Veteran forged his own civil rights history by staying in Germany
January 15, 2007
HEIDELBERG, Germany — Some 50 years ago, Rudy Howze was drafted from Alabama into a race-segregated unit in Munich. He wasn’t a big fan of the Army; he served his two-year hitch and got out. But he loved Germany, for what it was and what it wasn’t, and he made it his home.
“It was clever of me to get away from Birmingham,” Howze said. “I absolutely despised the place.”
No Southern city was safe or pleasant for blacks back then. In 1963, Birmingham Police Chief Eugene “Bull” Connor unleashed police dogs on peaceful demonstrators, including children, and turned high-pressure fire hoses on them.
Those televised images shocked the conscience of much of the nation.
Howze, now 75, attended the University of Heidelberg and later made a career teaching there.
“The Germans, I found, despite their racial prejudices, it was easier to get into their circles, once they saw you were as bright as they were,” he said.
Like other black expatriates in Heidelberg, including some from Africa, Howze in the ’50s and ’60s was sometimes stopped on the streets by U.S. military police, he said. “It was ‘What are you doing here?’ You had to show your identification. It was galling,” he said. “We found out later that that was a policy. If they thought you were an American soldier, keep them out of Heidelberg."
Howze didn’t go home even for a visit for 20 years. So he missed experiencing most of the violence and turmoil during the American civil rights movement. And because he escaped, he feels a little bit guilty.
“Maybe it’s my bad conscience that got me involved in the NAACP,” said Howze, who is president of the Rhein-Neckar branch of the organization.
The group formed in 1986. “These ladies and gentlemen were dissatisfied with the state of race relations at home and abroad and their own inactivity,” according to a Rhein-Neckar branch pamphlet.
With 80 to 100 current members, including Germans and Africans, the group is far more international than those in the U.S., and has remained the most vibrant military branch — with more than half its membership being in the military —- as the U.S. Army has continued to draw down in Europe.
The group works with the organization in the U.S. on such things as “congressional report cards” on candidates’ voting records, economic development and “diversity monitoring” — how people are treated at hotels and restaurants.
It also conducts voter registration drives and partners with the German-American Institute in Heidelberg to bring Germans and Americans together socially.
“We’ve made a point of doing that,” Howze said. “The idea is to help people broaden their horizons.
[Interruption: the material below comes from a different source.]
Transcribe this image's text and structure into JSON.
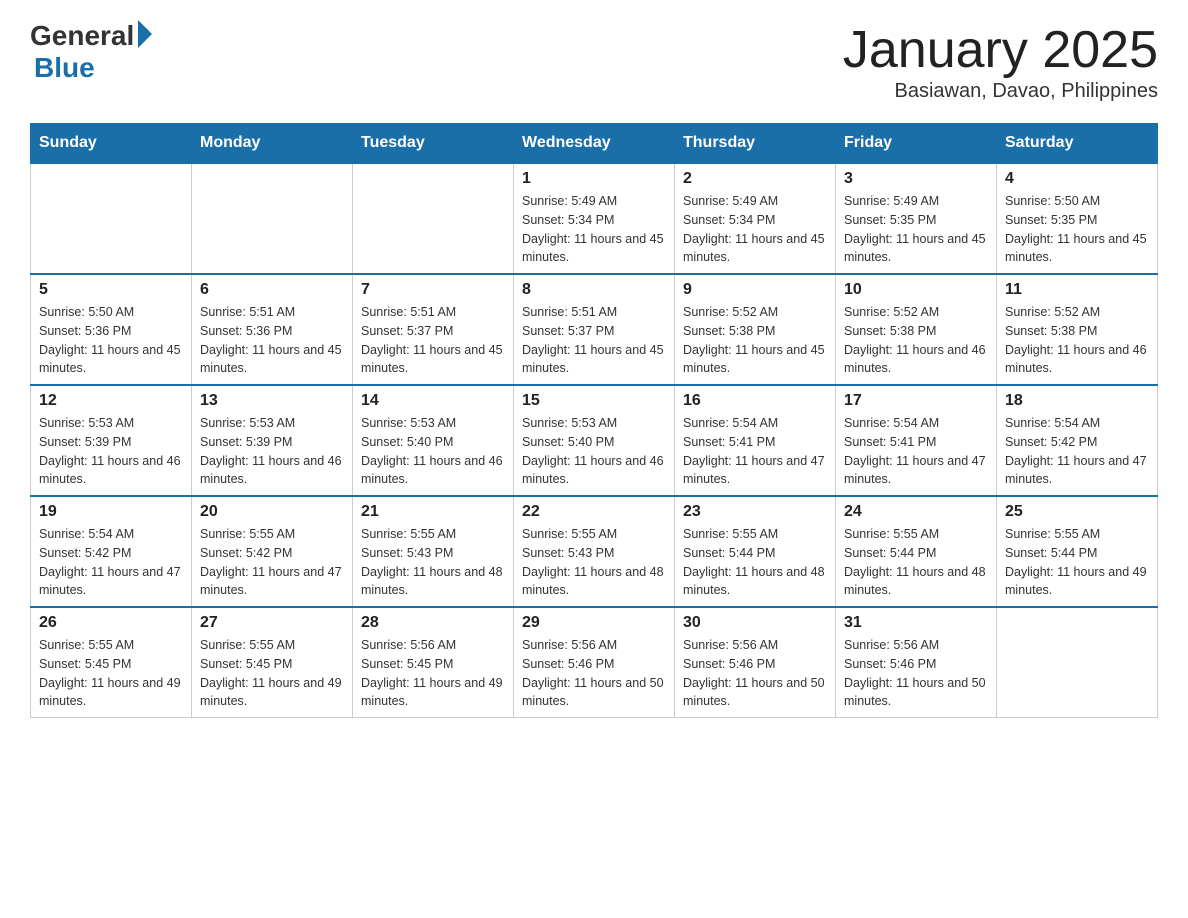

And the Germans get to know a different black person, not purely on the cultural, almost exclusively music, side.”